When The Hold Steady finally takes the stage, the band is a little slap happy. Craig Finn dances like a maniac as usual, Galen Polivka is now handing out money instead of cigarettes, Franz Nicolay’s waxed mustache seems to have grown, Bobby Drake drums (is he back there?), and even Tad Kubler feels impelled to seize the day by climbing the amp stacks at the apex of the gig. It is not just the band who is a little tipsy, but the audience too, in particular one offensive and memorable six and half foot oaf. He shows up shortly before the band goes on and sticks multiple cigarettes in his mouth. When the show starts, The 9:30 Club’s security is nowhere to be seen, and the inebriated clod proceeds to fall on small girls. When he deliberately knocks a fan’s glasses off, Tim becomes enraged, bear-hugs the guy and removes him from the dance floor. I send a text message to a friend: “Tim just forcibly ejected someone from the show.”
The Unified Scene derive their name from The Hold Steady song “Sweat Payne” off of the album Almost Killed Me: “I always dream about a unified scene. There’s James King and King James and James Dean. At a table in the corner of my unified scene.” ↩
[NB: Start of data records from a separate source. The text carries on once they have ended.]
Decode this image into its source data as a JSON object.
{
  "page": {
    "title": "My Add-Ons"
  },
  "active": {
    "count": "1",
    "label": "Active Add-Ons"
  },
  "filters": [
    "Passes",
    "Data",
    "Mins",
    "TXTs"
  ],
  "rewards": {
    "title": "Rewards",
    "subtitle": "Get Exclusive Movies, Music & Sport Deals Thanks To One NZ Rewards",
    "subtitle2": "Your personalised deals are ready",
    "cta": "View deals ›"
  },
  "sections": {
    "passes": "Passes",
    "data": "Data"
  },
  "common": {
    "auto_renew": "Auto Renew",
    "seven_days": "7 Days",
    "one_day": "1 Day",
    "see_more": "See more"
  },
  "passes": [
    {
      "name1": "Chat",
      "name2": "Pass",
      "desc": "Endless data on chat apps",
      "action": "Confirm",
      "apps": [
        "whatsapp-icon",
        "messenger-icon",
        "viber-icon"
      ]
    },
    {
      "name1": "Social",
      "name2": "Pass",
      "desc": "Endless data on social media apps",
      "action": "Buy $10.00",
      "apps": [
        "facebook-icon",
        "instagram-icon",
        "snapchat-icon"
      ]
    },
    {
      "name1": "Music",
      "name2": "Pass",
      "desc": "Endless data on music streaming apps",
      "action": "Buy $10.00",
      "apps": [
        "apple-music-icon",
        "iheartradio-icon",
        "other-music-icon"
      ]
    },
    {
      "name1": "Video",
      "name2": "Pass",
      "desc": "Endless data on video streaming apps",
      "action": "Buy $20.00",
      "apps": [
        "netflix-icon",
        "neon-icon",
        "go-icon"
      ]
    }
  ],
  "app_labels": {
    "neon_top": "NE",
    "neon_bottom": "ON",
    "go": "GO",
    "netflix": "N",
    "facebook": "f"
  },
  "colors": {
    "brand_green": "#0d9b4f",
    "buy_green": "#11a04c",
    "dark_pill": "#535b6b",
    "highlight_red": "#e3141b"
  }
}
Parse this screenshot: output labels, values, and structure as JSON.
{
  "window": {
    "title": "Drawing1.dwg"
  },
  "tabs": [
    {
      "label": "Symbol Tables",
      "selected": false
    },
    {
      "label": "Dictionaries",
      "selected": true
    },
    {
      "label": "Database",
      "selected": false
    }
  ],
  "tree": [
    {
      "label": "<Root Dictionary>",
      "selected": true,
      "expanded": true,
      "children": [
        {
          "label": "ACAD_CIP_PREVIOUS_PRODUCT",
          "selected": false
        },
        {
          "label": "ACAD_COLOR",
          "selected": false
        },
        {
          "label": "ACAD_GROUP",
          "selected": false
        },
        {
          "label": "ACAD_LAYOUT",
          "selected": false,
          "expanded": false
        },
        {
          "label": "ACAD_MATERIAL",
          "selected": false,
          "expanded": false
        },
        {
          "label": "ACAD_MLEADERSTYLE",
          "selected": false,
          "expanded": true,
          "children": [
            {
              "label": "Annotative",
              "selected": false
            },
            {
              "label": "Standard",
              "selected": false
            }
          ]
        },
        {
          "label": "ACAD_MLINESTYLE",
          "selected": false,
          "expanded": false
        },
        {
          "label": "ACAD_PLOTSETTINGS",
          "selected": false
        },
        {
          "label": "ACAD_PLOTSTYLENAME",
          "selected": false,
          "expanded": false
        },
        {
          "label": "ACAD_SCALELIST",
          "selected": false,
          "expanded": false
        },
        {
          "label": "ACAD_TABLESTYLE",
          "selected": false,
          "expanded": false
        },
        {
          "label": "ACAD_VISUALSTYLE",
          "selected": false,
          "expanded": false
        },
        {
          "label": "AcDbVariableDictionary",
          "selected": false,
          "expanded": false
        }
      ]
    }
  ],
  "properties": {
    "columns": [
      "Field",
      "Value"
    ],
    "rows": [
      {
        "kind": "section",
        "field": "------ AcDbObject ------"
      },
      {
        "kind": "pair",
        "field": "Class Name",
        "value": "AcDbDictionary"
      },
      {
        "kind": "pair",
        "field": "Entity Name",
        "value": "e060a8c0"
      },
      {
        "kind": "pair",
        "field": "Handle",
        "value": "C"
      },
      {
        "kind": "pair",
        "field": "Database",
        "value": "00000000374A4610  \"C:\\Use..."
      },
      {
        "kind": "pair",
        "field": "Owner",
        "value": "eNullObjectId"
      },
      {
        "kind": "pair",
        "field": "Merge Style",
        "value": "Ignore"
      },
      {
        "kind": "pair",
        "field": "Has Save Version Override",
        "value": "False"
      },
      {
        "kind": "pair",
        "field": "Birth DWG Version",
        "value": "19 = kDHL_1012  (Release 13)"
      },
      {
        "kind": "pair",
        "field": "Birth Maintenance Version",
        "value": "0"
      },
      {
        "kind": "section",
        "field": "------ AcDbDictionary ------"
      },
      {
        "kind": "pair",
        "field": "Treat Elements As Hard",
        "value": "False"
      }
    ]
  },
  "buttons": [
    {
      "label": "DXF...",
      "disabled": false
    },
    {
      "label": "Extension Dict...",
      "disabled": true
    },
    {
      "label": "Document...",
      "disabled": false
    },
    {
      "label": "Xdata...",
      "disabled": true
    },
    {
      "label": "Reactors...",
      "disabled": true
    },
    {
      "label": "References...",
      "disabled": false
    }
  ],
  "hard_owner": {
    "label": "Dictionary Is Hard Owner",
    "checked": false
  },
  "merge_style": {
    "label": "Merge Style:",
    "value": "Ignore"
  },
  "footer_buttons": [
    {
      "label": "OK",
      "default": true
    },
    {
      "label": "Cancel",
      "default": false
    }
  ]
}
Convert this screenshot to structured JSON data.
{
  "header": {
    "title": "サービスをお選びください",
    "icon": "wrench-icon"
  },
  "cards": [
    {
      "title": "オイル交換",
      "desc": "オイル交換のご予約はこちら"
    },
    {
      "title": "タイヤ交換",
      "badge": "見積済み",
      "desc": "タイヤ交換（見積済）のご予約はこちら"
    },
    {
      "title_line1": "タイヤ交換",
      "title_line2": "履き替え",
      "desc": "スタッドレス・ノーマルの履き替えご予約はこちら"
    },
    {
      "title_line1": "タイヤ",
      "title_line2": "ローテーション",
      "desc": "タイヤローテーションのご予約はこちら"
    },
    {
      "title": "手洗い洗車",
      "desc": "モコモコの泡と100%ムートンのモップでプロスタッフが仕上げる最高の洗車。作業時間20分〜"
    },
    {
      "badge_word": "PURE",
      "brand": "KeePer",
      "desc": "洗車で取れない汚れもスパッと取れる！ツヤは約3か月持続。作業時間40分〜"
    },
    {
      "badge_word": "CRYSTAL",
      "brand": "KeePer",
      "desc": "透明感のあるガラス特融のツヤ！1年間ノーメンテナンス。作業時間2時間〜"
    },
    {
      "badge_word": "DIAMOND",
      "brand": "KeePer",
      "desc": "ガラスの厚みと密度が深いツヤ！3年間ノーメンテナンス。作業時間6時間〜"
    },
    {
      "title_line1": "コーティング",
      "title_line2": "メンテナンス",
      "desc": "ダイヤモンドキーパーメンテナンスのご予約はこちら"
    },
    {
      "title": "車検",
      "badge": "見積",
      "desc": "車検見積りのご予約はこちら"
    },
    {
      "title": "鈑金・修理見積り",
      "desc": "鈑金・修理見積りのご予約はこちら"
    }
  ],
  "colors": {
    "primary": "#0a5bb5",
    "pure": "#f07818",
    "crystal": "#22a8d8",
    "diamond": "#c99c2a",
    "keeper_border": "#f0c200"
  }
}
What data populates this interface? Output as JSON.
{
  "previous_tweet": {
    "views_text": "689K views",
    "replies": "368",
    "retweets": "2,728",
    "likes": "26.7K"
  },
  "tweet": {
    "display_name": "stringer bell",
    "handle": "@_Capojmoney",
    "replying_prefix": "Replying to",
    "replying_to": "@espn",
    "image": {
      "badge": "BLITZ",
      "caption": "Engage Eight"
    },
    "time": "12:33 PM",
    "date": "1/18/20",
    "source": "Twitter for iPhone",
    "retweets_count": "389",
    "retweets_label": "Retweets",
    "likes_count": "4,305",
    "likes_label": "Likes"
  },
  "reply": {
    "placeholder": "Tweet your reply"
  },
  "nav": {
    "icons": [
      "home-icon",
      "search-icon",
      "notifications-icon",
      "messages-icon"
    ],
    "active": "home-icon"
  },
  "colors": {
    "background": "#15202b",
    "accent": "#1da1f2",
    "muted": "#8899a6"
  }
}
The pictures for this review actually come from the Terminal Five gig. We had a photo pass to take pictures at The 9:30 Club. But there was a mixup and the situation was rectified for us for the Terminal Five show. ↩